Miami was a hotspot for Middle Eastern investment activity between January 2015 and June of this year, according to a new report, with the region sinking more than $500 million into commercial properties.

According to the CBRE report, Miami was the 10th-most popular investment market for Middle Eastern investment during that time period, and the fifth-most when compared to other U.S. cities.

Miami investments from the Middle East totaled $517 million, ranking it behind Atlanta ($852 million), Washington D.C. ($861 million), Los Angeles ($999 million). By far, New York City was the hottest market, raking in $6.8 billion in deals over the past 18 months.

The growing volume of property investments is largely thanks to sovereign wealth funds particularly those of Qatar and the United Arab Emirates, according to the report. Favorable exchange rates and a desire to diversify their assets have also lead those funds to seek commercial real estate deals in the U.S.

The recent addition of direct flights to Qatar from Miami International Airport could also help bring in more investment from the region.

Some of the most notable deals in Miami that involved money from the Middle East include the recent $64.5 million sale of the Viceroy Miami hotel to a Qatari company, which rebranded the property as the W Miami shortly after its acquisition. Kuwait-based KFH Capital was also behind the $120 million purchase of the newly built Modera Town Center Apartments in Miramar, sold by developer Mill Creek Residential.

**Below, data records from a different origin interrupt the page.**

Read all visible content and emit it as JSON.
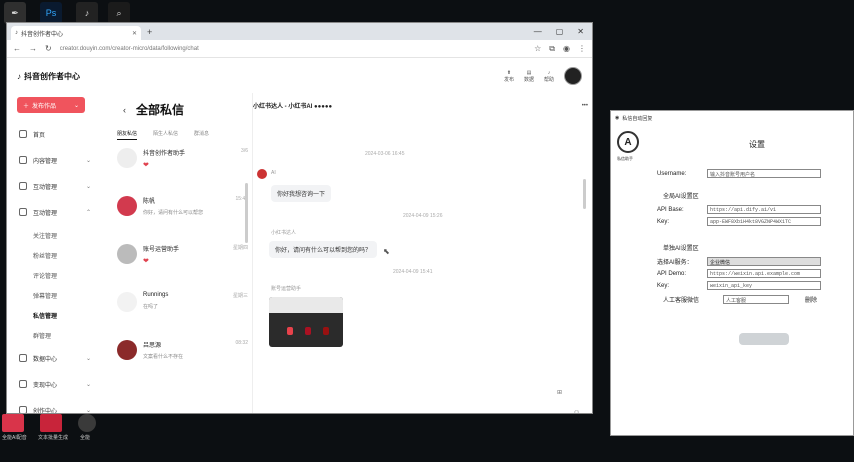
{
  "desktop": {
    "icons": [
      {
        "name": "app-icon-1",
        "glyph": "✒"
      },
      {
        "name": "photoshop-icon",
        "glyph": "Ps"
      },
      {
        "name": "app-icon-3",
        "glyph": "♪"
      },
      {
        "name": "app-icon-4",
        "glyph": "⌕"
      }
    ],
    "bottom_labels": [
      "全能AI配音",
      "文本批量生成",
      "全能"
    ]
  },
  "browser": {
    "tab_title": "抖音创作者中心",
    "url": "creator.douyin.com/creator-micro/data/following/chat",
    "logo_text": "抖音创作者中心",
    "top_buttons": [
      "发布",
      "数据",
      "帮助"
    ],
    "publish_label": "发布作品",
    "nav": [
      {
        "label": "首页",
        "expand": ""
      },
      {
        "label": "内容管理",
        "expand": "⌄"
      },
      {
        "label": "互动管理",
        "expand": "⌄"
      },
      {
        "label": "互动管理",
        "expand": "⌃"
      }
    ],
    "nav_sub": [
      "关注管理",
      "粉丝管理",
      "评论管理",
      "弹幕管理",
      "私信管理",
      "群管理"
    ],
    "nav_bottom": [
      {
        "label": "数据中心",
        "expand": "⌄"
      },
      {
        "label": "变现中心",
        "expand": "⌄"
      },
      {
        "label": "创作中心",
        "expand": "⌄"
      }
    ],
    "messages": {
      "title": "全部私信",
      "subtabs": [
        "朋友私信",
        "陌生人私信",
        "群消息"
      ],
      "conversations": [
        {
          "name": "抖音创作者助手",
          "time": "3/6",
          "sub": "❤"
        },
        {
          "name": "陈帆",
          "time": "15:40",
          "sub": "你好，请问有什么可以帮您"
        },
        {
          "name": "账号运营助手",
          "time": "星期四",
          "sub": "❤"
        },
        {
          "name": "Runnings",
          "time": "星期三",
          "sub": "在吗了"
        },
        {
          "name": "吕思源",
          "time": "08:32",
          "sub": "文案看什么不存在"
        }
      ]
    },
    "chat": {
      "header": "小红书达人 - 小红书AI ●●●●●",
      "timestamps": [
        "2024-03-06 16:45",
        "2024-04-09 15:26",
        "2024-04-09 15:41"
      ],
      "messages": [
        {
          "sender": "AI",
          "text": "你好我想咨询一下"
        },
        {
          "sender": "小红书达人",
          "text": "你好，请问有什么可以帮到您的吗？"
        }
      ],
      "card_sender": "账号运营助手"
    }
  },
  "settings": {
    "window_title": "私信自动回复",
    "logo_caption": "私信助手",
    "heading": "设置",
    "username_label": "Username:",
    "username_placeholder": "输入抖音账号用户名",
    "global_section": "全局AI设置区",
    "api_base_label": "API Base:",
    "api_base_value": "https://api.dify.ai/v1",
    "key_label": "Key:",
    "key_value": "app-EWF8Xb1H4kt8VGZNP4WX1TC",
    "single_section": "单独AI设置区",
    "service_label": "选择AI服务：",
    "service_value": "企业微信",
    "api_demo_label": "API Demo:",
    "api_demo_value": "https://weixin.api.example.com",
    "key2_label": "Key:",
    "key2_value": "weixin_api_key",
    "manual_label": "人工客服微信",
    "manual_value": "人工客服",
    "delete_label": "删除"
  },
  "colors": {
    "accent": "#f0545d",
    "desktop": "#0c0f12"
  }
}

“The destinations of investment flows from the Middle East are becoming more diverse and are no longer solely concentrated on London and New York City. Other U.S. cities such as L.A., Washington, D.C., Atlanta, and Miami, as well as Asian markets are moving up on their agenda,” said Chris Ludeman, global president of CBRE Capital Markets, said in the report. — Sean Stewart-Muniz